Vocabulary – How to Talk about Suicide

As we evolve in terms of suicide prevention in Canada, so does our understanding of the impact of suicide on individuals, groups, and communities.

Through this evolution, our language shifts to respectfully reflect the many faces and identities of those who reach out to us, whether it be out of curiosity, for information, or to realize they are not alone.

Bonnie Ball was instrumental in bringing survivors bereaved by suicide to the CASP table two decades ago. Today, we know that the reach of those impacted by a suicide loss goes well beyond close family and friends to include colleagues, peers, clients, patients, a stranger who witnessed an attempt or a death and friends of friends. Some of those people will identify themselves as bereaved by suicide, some as impacted by suicide, some as survivors of suicide loss.

Those who have survived a suicide attempt are also survivors and yet, not all will identify or call themselves “a survivor”. Our identities – who we are, how we see ourselves in the world and how we identify ourselves to ourselves and to others – is as unique as each one of us. Recognizing that only you can identify how you identify yourself, leads us to considering how we use the word “survivor” in the broader context of our organization and the communities we serve.

Those who have lost someone to suicide, those bereaved by suicide, survivors of suicide loss, people who have survived an attempt, attempt survivors, those who support, care for and love someone with constant thoughts of suicide, are all people who have had their lives impacted by suicide.  

For this reason, we are choosing to use the broader term “impacted by suicide” to refer to those who experience thoughts of suicide, have had suicidal behaviour, lost someone to suicide, or who support, care for, and worry about someone who struggles or has struggled with suicide. Each one of us will have a preference and there is no right or wrong to how you identify yourself.

When someone’s use of language differs from your own, it provides an opportunity to engage in dialogue with compassion and curiosity that can promote understanding and connection. The term “impacted by suicide” is our attempt to acknowledge and recognize that the tentacles of suicide are far-reaching; utilizing a language that is inclusive of all who have been impacted by the complexity of this serious public health issue. We wish to include everyone in the conversation.

There is no clear-cut right or wrong way to the language you use when talking about suicide. However, we invite you to consider the following based on feedback provided by people impacted by suicide.

Completed Suicide“Does this mean that by still being alive I’m incomplete?”~ Died by Suicide
~Death by their own hand
Failed Attempt“I’m a failure.

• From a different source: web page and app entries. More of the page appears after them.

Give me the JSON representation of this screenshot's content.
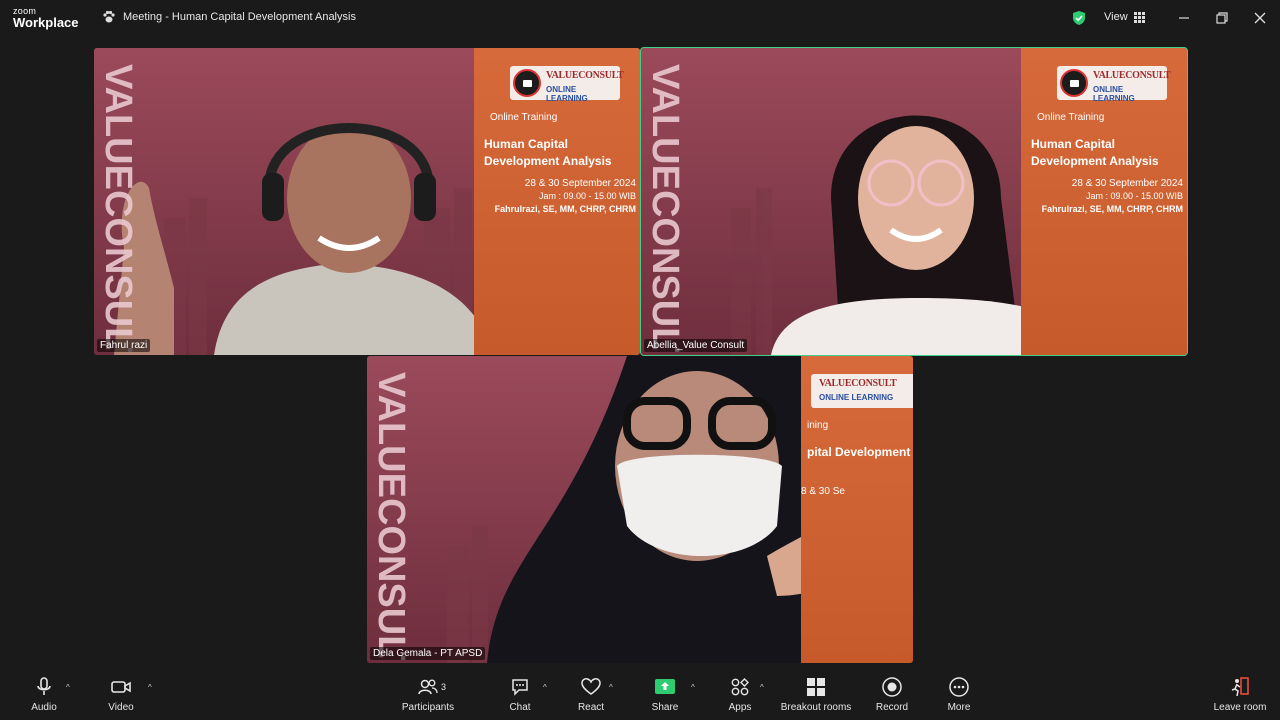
{
  "app": {
    "brand_small": "zoom",
    "brand_big": "Workplace"
  },
  "meeting": {
    "title": "Meeting - Human Capital Development Analysis"
  },
  "header": {
    "view_label": "View"
  },
  "banner": {
    "logo_line1": "VALUECONSULT",
    "logo_line2": "ONLINE LEARNING",
    "online": "Online Training",
    "title": "Human Capital Development Analysis",
    "date": "28 & 30  September 2024",
    "time": "Jam : 09.00 - 15.00 WIB",
    "trainer": "Fahrulrazi, SE, MM, CHRP, CHRM",
    "vertical_text": "VALUECONSULT"
  },
  "tile3_banner": {
    "logo_line1": "VALUECONSULT",
    "logo_line2": "ONLINE LEARNING",
    "online_partial": "ining",
    "title_partial": "pital Development",
    "date_partial": "8 & 30 Se"
  },
  "participants": [
    {
      "name": "Fahrul razi"
    },
    {
      "name": "Abellia_Value Consult"
    },
    {
      "name": "Dela Gemala - PT APSD"
    }
  ],
  "toolbar": {
    "audio": "Audio",
    "video": "Video",
    "participants": "Participants",
    "participants_count": "3",
    "chat": "Chat",
    "react": "React",
    "share": "Share",
    "apps": "Apps",
    "breakout": "Breakout rooms",
    "record": "Record",
    "more": "More",
    "leave": "Leave room"
  },
  "colors": {
    "active_border": "#3fd08a",
    "share_green": "#2ecc71",
    "shield_green": "#2ecc71",
    "banner_orange": "#d76a3a",
    "tile_bg": "#7a3a49"
  }
}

I can’t even kill myself right.”~Suicide attempt
Unsuccessful Attempt“If I died, I’d be a success.” “Surviving means I’m unsuccessful.”~Suicide attempt
Committed Suicide“I feel like a criminal.” “I’m a criminal if I die by suicide.”~Died by suicide
~Death by their own hand